A survey written by the Review-Journal and compiled by MRC Group confirmed that some Sin City customers are swapping visits to Las Vegas for treks to their local tribal concern, with 27 percent of respondents saying they have made fewer trips to Las Vegas since they started playing at Indian casinos.

Balancing that, however, is a virtually equal number of survey participants -- 24 percent -- who said they are traveling to Las Vegas more often since they started playing at Indian casinos.

So like Atlantic City before them, Indian casinos have reduced trip frequencies to Las Vegas among some consumers at the same time they've expanded the overall universe of gamblers.

"The Indian casino can never replace Las Vegas," Medick said. "Indian casinos are great places to get a little gaming going on, to have a little dinner and have fun locally without driving or flying out here. But the truth of the matter is, Indian casinos are good training grounds for people who want to come to Las Vegas. Consider the major leagues and the minor leagues. They trade players back and forth, but everyone wants to play in the major leagues."

The survey results indicate that Internet gambling is also growing the ranks of prospective Las Vegas customers.

Among participants who said they gamble online, 17 percent said they are coming to Las Vegas more often since they began playing electronically, while 8 percent said they are visiting Las Vegas less.

Medick said Internet play appeals mostly to adults ages 21 to 35.

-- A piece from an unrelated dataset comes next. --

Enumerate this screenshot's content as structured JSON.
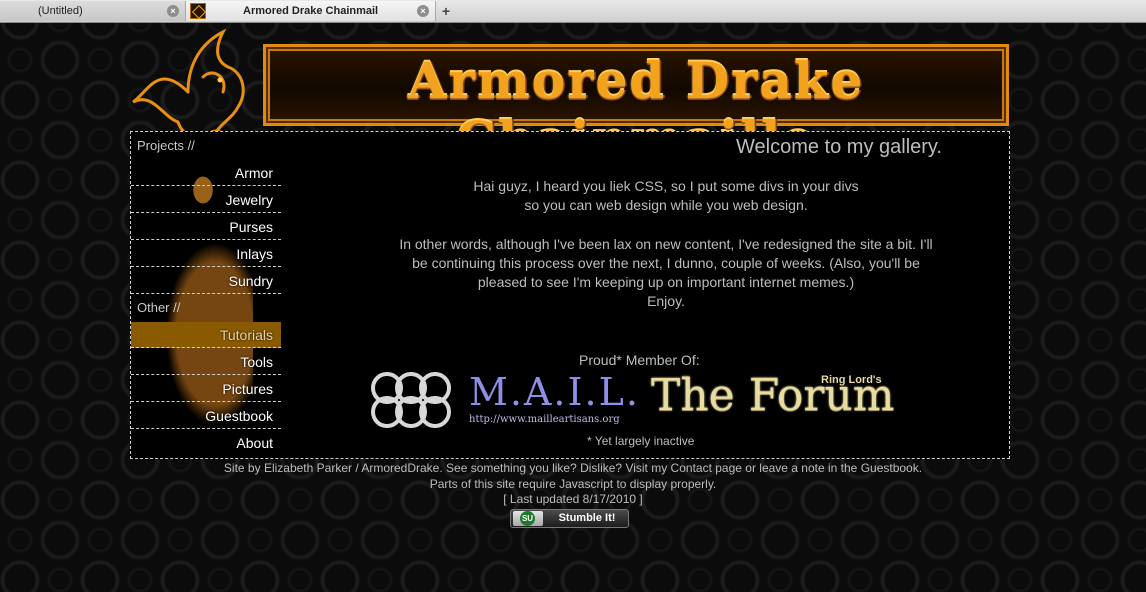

"The Internet is introducing some of the younger generation to gambling, especially through poker Web sites that allow you to play poker with people around the world. It also introduces them to new games, and it encourages them to want to come and try the real deal in Las Vegas," he said.